Volcanic Pumice off New Zealand
In 2012, an underwater volcanic eruption generated a floating raft of pumice 200 square miles larger than the state of New Jersey. The golf-ball-size pieces of rock are from the Havre eruption in the Kermadec Islands.
Articles to Share with Students
- BBC News - Vast Volcanic ‘Raft’ Found in Pacific, Near New Zealand
- CNN.com – ‘Weirdest thing’ Floats in South Pacific
- Wired Science Blogs - What is the Fate of Volcanic Pumice Rafts? And Havre Seamount
- Undersea Volcano Eruptions Caught on Video (*note this video is not the eruption from this event, just an example)
- NASA Earth Observatory – Satellite Images of Volcanic Eruption and Pumice
- New York Times Topics – Volcanoes
Questions for Classroom Discussion
- On a map, find the location of Kermadec Islands and Havre Seamount.
- What is pumice? How does it form?
- Where and why do volcanic eruptions occur underwater?
- Look at a map of ocean currents. If the pumice does not break down, where might the pumice rocks wash up?
- What impact might a floating pumice raft have on the biosphere? What are your thoughts?
- What do you think will be the impacts on the biosphere of planet Earth if mammal species continue to go extinct?
- Do you think humans should “clean up” and remove the pumice rocks from the ocean, or leave them be? Why/why not?
- Could another pumice raft appear on the ocean surface? How? Where?
From the Earth Science Literacy Principles
- Big Idea 1. Earth scientists use repeatable observations and testable ideas to understand and explain our planet. (1.2, 1.3)
- Big Idea 3. Earth is a complex system of interacting rock, water, air, and life. (3.6)
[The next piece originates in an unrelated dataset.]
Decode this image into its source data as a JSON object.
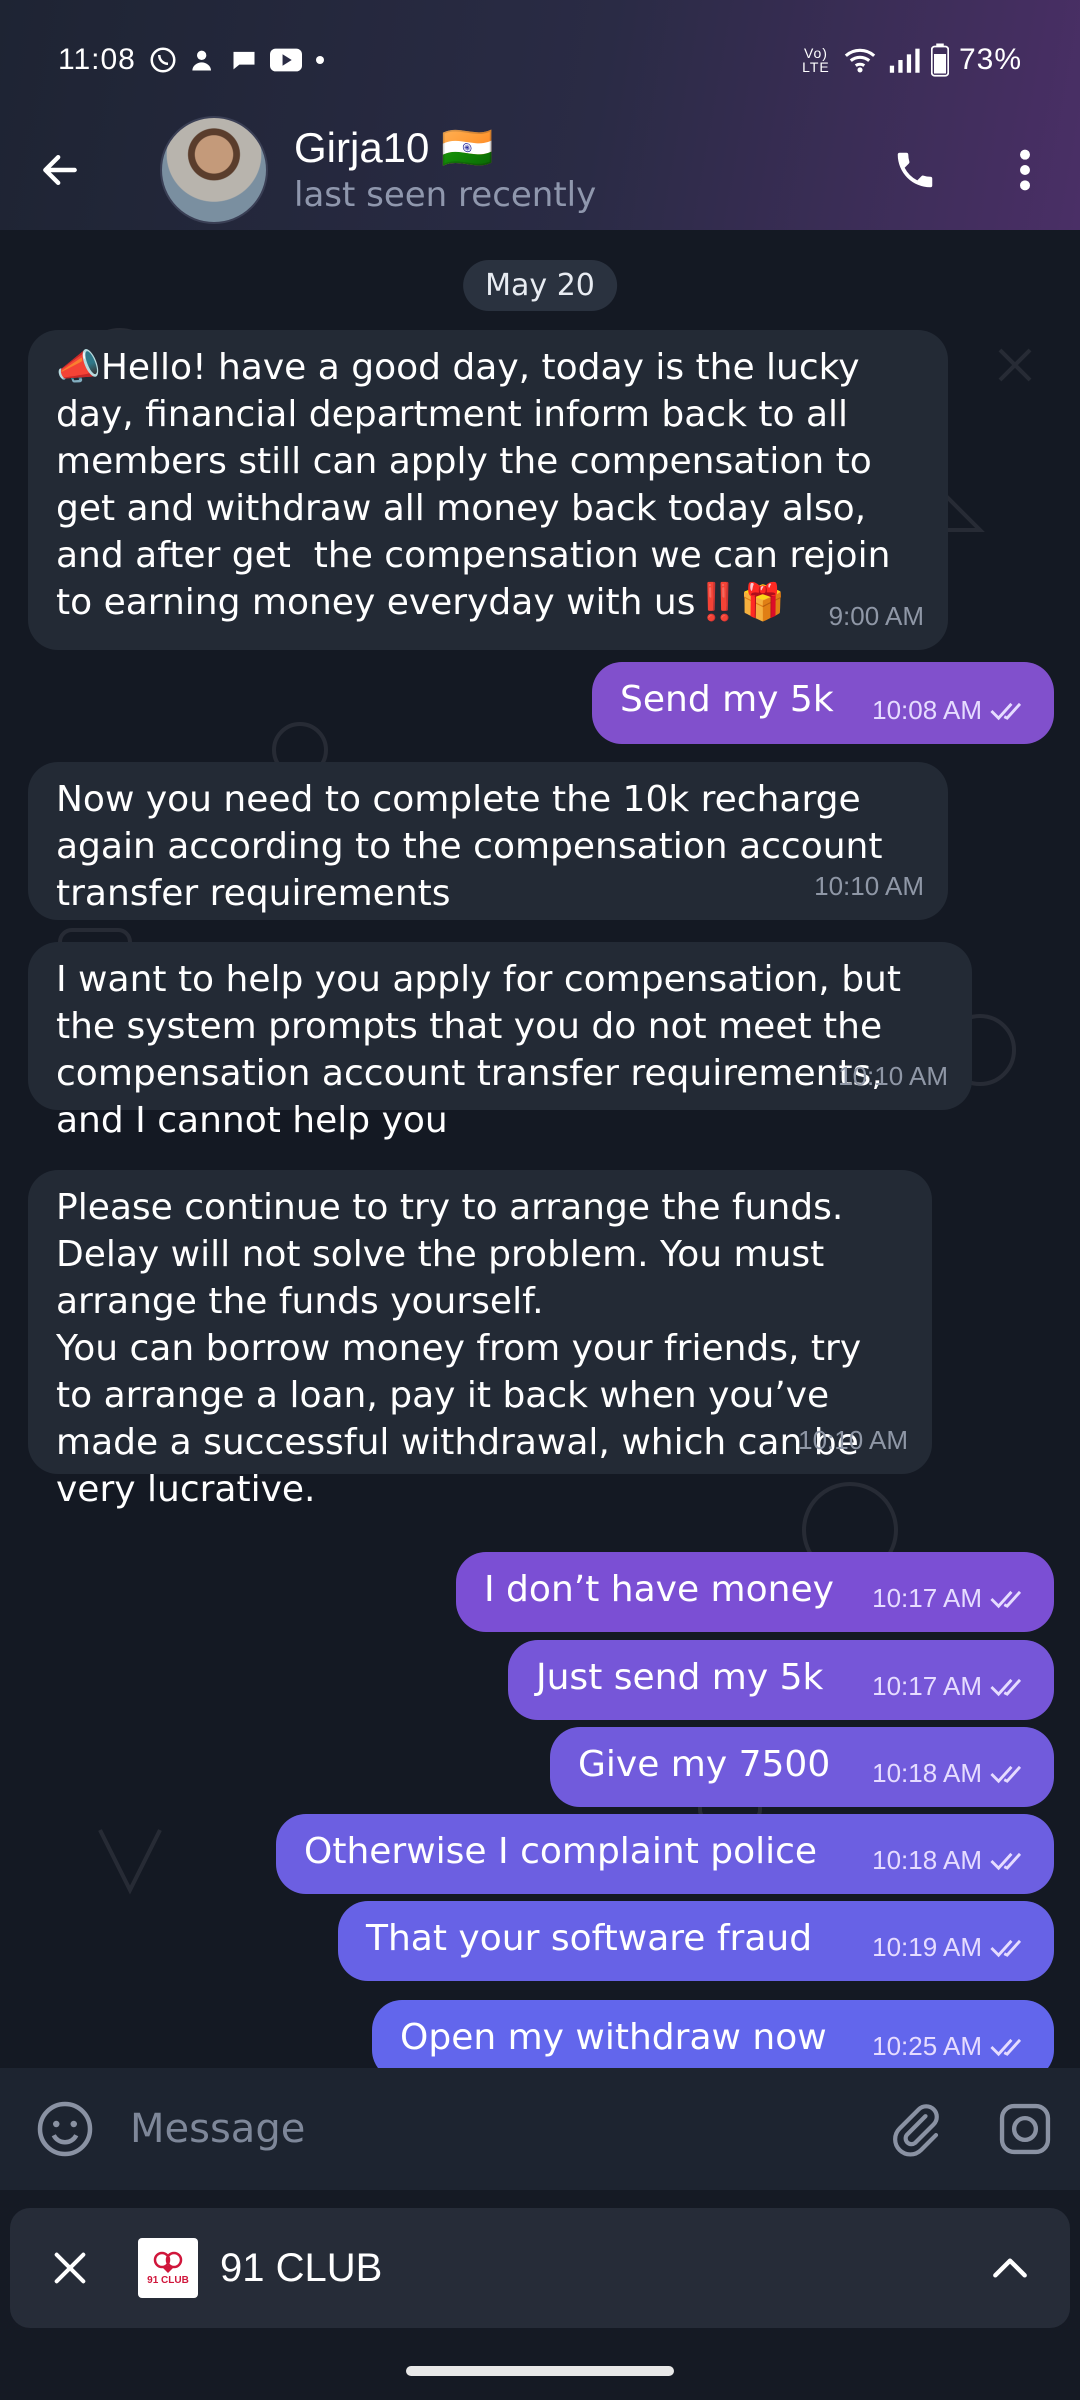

From The Big Ideas in Earth and Space Science (ESBD)
- The Geosphere (4, 5)
- The Nature of Science (21, 24)
Compiled September 1, 2012, by L.A. Guertin